Platelet-rich Plasma Therapy for Wound Healing: Benefits and Limitations
The use of regenerative therapies in wound healing is becoming popular because they require low-invasive procedures. Also, medical experts have in recent years discovered that the body has self-healing capabilities. Platelet-rich plasma (PRP) therapy is a form of regenerative medicine that makes use of such capabilities for effective wound healing. But how exactly is this type of therapy vital to wound healing?
Chronic Wounds and PRP Therapy
A chronic wound is one that has failed to reach anatomic and functional integrity through an orderly and timely sequence of repair. These wounds are usually non-healing, characterized by a prolonged inflammatory phase and in some cases, they tend to recur. Examples of chronic wounds include diabetic foot ulcers, venous leg ulcers, and pressure ulcers.
What is PRP?
PRP is a concentration of one type of cell, known as platelets, and the liquid part of the blood known as plasma. Platelets are critical for blood clotting, and together with liquid plasma, these cells prove to be essential for cell recruitment, multiplication, and specialization – all of which are essential for wound healing.
PRP is produced from one’s blood and is easy to extract with minimal effort in a two-step process. First, whole blood from the patient is put into a centrifuge to separate the plasma from the red blood cells and other blood components. The blood is further centrifuged to separate platelet-poor plasma from platelet-rich plasma and then activated with the addition of thrombin or calcium to form a gelatinous platelet gel. The result is a platelet-rich concentration that is 5 to 10 times greater than the normal.
PRP and Its Clinical Application in Wound Healing
Platelet-rich plasma therapy for wound healing is a potential alternative to wound healing. It contains components such as fibrin – responsible for blood clotting – and high concentrations of growth factors such as PDGF-AB, PDGF-BB, and TGF-β that help in healing. A study indicated that there was complete wound healing in 79% of patients who were treated using a blood-bank platelet concentrate.
The first clinical use of autologous platelet-rich plasma was in the treatment of chronic leg ulcers whereby collagen embedded in platelet proteins was used to cover the wound. As a result, vascularized connective tissue started to form, leading to wound healing. Since then, PRP has been tried and used for application in gel, solution, or by injections in different wounds.

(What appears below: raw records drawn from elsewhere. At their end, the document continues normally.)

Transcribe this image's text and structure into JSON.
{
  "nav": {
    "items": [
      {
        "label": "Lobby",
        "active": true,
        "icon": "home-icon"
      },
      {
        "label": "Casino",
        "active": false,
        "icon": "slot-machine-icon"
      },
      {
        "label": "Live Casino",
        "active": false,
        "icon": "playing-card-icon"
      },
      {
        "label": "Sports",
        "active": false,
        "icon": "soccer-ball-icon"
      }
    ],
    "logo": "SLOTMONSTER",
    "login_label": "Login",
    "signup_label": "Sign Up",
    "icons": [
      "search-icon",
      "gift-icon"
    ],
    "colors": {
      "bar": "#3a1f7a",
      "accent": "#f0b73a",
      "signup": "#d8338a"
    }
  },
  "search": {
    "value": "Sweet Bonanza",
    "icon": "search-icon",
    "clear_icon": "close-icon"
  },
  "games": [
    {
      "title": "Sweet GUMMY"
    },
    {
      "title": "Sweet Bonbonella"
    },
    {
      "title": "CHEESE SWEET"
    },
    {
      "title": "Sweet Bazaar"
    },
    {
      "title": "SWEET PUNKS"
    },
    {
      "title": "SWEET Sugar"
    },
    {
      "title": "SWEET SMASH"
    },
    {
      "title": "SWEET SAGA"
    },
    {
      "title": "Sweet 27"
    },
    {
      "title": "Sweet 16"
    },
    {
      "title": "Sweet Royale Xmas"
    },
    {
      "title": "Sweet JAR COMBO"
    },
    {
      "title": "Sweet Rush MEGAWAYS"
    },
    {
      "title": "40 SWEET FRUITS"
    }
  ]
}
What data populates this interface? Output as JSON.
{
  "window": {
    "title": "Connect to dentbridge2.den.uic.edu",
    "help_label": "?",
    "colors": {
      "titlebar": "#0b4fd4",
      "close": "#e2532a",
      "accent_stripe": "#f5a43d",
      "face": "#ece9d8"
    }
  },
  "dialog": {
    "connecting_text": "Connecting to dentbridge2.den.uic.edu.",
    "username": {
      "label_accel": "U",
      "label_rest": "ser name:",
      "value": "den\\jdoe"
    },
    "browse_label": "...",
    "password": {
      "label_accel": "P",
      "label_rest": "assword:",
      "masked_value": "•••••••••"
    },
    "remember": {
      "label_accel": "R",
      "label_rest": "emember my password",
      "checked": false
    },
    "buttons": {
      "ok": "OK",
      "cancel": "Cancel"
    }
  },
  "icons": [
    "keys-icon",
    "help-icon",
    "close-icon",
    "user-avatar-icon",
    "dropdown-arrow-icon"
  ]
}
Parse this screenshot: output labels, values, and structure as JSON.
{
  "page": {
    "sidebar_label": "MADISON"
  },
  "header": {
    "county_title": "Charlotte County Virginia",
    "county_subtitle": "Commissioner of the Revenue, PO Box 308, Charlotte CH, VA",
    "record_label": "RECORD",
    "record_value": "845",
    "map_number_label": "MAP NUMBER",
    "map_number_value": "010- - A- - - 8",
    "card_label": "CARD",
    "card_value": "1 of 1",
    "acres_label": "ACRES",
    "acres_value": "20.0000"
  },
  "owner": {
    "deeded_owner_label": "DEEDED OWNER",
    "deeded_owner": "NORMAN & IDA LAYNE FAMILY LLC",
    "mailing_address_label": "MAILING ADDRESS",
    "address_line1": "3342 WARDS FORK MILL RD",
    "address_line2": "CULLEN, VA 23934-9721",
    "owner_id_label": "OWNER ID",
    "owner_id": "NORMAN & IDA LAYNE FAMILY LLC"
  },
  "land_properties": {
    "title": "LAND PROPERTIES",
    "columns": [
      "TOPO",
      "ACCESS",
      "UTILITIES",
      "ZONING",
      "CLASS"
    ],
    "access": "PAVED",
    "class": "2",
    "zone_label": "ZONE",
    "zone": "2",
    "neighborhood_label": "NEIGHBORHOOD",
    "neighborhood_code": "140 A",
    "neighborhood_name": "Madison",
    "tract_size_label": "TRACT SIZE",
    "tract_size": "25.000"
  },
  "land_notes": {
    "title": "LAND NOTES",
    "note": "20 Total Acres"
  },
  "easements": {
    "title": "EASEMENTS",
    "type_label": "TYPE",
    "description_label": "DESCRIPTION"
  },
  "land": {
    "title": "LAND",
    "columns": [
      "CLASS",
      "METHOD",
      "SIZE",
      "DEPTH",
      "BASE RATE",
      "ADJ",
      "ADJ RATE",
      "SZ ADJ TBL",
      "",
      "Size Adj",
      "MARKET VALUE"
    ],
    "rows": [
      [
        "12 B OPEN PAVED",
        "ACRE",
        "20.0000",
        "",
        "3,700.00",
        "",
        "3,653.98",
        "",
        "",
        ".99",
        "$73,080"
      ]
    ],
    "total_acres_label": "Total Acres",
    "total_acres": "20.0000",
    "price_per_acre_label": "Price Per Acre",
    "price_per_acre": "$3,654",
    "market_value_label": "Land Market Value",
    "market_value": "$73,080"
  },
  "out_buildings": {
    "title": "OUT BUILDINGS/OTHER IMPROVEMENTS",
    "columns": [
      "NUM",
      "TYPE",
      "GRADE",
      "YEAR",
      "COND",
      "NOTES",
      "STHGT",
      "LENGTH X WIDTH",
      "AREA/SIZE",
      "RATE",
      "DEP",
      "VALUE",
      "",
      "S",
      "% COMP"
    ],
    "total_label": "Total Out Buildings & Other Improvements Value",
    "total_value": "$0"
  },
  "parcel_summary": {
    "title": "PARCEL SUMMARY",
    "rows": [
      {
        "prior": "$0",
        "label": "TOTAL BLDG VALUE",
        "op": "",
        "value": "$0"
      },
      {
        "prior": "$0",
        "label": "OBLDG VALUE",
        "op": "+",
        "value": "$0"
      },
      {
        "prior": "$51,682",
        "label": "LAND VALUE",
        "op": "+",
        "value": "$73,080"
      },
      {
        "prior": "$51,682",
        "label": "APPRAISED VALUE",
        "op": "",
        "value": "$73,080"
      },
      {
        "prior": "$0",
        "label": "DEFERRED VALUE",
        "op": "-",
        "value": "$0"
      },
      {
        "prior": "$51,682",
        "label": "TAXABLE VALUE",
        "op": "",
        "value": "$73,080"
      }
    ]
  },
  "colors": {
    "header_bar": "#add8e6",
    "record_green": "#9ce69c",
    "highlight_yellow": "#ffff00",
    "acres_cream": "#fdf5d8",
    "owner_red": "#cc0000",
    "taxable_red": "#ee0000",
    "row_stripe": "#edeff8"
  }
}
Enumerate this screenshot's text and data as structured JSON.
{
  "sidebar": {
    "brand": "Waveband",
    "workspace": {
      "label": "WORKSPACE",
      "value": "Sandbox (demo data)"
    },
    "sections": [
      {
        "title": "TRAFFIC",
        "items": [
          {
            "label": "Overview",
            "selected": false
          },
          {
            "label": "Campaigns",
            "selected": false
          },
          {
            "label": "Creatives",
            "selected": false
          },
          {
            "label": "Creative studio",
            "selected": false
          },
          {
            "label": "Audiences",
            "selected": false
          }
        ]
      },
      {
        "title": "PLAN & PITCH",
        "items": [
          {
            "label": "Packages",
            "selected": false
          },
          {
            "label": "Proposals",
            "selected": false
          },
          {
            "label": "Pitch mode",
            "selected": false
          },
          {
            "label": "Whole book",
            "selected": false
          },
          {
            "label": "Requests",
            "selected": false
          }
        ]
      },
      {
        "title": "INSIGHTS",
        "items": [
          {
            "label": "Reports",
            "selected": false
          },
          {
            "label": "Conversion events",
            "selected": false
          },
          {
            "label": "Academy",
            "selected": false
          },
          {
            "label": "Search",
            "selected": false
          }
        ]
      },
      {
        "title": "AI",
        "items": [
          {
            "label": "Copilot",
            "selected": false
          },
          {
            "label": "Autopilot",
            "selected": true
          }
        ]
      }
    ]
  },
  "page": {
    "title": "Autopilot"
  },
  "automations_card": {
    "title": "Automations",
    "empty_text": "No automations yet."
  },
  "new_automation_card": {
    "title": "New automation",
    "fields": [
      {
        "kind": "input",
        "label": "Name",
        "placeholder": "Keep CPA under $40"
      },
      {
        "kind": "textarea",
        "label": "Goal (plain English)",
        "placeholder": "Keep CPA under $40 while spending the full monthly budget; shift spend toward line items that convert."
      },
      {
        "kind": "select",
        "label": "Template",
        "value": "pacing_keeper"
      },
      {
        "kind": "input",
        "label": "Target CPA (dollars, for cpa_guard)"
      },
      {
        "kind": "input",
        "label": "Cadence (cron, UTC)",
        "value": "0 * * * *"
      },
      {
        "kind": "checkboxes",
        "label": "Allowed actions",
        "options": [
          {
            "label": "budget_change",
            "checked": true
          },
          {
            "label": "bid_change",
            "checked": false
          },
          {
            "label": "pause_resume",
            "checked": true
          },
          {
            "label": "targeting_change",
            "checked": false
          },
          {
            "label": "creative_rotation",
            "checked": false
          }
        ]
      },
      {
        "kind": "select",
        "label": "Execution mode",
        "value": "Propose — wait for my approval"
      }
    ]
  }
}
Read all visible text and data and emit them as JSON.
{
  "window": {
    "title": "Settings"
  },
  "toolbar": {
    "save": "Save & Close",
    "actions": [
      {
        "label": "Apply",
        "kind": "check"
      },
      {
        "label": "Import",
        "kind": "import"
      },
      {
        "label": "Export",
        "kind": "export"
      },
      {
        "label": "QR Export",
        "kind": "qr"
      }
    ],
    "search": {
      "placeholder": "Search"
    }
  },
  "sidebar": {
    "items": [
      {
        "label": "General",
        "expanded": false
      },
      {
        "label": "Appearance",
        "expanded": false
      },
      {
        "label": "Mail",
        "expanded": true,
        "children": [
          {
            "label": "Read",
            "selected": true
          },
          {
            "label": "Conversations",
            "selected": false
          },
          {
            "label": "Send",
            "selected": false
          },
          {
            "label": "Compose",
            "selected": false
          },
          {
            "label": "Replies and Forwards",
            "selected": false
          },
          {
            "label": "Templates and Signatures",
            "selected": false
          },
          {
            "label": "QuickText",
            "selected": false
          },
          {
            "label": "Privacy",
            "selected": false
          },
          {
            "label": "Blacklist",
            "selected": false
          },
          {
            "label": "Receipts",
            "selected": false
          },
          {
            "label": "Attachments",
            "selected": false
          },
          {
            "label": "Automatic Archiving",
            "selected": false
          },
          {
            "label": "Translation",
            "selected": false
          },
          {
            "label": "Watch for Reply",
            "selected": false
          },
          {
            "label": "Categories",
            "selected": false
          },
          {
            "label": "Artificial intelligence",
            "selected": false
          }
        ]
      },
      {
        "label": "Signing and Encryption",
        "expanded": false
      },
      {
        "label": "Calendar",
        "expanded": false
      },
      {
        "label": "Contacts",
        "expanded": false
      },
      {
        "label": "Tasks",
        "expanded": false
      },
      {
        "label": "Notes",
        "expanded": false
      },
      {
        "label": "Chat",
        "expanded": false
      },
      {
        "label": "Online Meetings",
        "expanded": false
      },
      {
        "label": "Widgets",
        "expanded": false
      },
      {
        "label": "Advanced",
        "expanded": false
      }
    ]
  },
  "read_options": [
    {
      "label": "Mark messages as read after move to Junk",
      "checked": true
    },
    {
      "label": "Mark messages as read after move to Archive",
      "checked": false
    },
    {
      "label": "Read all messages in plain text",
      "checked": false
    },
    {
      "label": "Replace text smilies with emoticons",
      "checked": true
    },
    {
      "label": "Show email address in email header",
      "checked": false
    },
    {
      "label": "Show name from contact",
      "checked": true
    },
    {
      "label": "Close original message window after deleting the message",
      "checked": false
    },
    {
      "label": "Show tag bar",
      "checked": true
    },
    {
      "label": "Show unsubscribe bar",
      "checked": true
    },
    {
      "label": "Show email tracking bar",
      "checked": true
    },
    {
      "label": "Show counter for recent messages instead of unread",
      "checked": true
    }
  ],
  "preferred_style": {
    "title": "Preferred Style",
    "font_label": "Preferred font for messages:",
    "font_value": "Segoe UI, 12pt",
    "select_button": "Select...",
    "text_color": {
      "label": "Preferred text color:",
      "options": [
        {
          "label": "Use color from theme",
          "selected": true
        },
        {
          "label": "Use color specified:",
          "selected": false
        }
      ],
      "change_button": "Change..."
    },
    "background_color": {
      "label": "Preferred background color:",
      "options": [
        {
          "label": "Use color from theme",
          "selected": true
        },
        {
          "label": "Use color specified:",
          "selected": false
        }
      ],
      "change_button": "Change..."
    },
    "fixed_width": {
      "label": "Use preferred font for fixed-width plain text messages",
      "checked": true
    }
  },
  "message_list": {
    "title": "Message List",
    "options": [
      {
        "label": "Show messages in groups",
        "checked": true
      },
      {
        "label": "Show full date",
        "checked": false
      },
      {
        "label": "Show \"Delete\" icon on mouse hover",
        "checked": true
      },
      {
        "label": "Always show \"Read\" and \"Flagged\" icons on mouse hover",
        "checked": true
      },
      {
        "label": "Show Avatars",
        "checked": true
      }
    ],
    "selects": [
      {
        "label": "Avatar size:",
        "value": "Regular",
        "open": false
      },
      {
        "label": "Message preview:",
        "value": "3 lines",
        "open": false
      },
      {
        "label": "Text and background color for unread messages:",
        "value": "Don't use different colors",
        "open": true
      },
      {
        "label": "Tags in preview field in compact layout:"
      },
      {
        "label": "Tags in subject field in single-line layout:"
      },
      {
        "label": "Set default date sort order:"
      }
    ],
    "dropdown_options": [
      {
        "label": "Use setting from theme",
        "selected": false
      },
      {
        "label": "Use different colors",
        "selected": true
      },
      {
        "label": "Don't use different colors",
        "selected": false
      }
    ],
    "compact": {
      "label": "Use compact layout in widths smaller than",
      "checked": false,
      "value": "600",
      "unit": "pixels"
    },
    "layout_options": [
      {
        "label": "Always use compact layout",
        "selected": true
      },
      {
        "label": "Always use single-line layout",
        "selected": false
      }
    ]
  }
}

PRP injections use a concentration of a patient’s platelets to initiate the healing process of injured ligaments, tendons, and joints. The activated platelets are injected into wound edges in the wound bed. The doctor may use ultrasound imaging to guide the injection. PRP injections should take place within the first 10 minutes after PRP activation with the procoagulant substance. This way, the injections use one’s own healing system for wound therapy.
When PRP therapy starts, many specialists hope it will initialize the inflammatory response of healing. As such, it’s advised to avoid using any anti-inflammatory medicine during the treatment period.
Benefits of PRP Therapy for Wound Healing
No significant PRP treatment-specific adverse effects have been reported, most probably because it consists of autologous products. Platelet-rich plasma is made from your blood cells, there’s little to zero chance of rejecting the cells.
PRP poses no concern about toxicity, cross-reactions, or immunoreactions. For these reasons, PRP may be utilized in many surgical fields, including the management of chronic wounds. PRPs injections reduce the need for anti-inflammatory drugs or stronger medicine, like opioids, and carry only minimal risks such as infection, tissue damage, or pain at the injection site.
Platelet-rich plasma is effective in the treatment of both acute and chronic wounds. Increased rates of cell proliferation and cell migration have been associated with the upregulation of different cell cycle regulatory proteins.
Using a PRP injection for a ruptured Achilles tendon and other soft-tissue injuries is becoming more common. This is because it provides the wound with adhesive proteins, such as fibrinogen, which are essential for wound care.
Limitations of PRP for Wound Healing
One huge limitation of PRP therapy is inaccessibility. Finding a healthcare facility offering PRP treatment services can be a challenge. Also, very few insurers cover PRP therapy for wound healing.
Growth factors should not be used in malignant wounds. It’s advisable to do a skin biopsy before commencing PRP therapy if malignancy cannot be completely excluded.
PRP is considered by some agencies as a performance-enhancing drug because it contains endogenous growth factors. For this reason, the World Anti-Doping Agency has banned the use of PRP injections within the muscles. There is however no data to back these performance-enhancing claims.
Overall, there is limited data on PRP therapy for wound healing. More research is needed to ascertain the effectiveness of PRP treatment and the best protocols for PRP preparation before treatment.
Platelet-rich plasma represents a viable alternative treatment for chronic wounds that do not respond to conventional treatment. Stronger scientific evidence and the design of clinical protocols are however required to support its potential benefits in wound healing.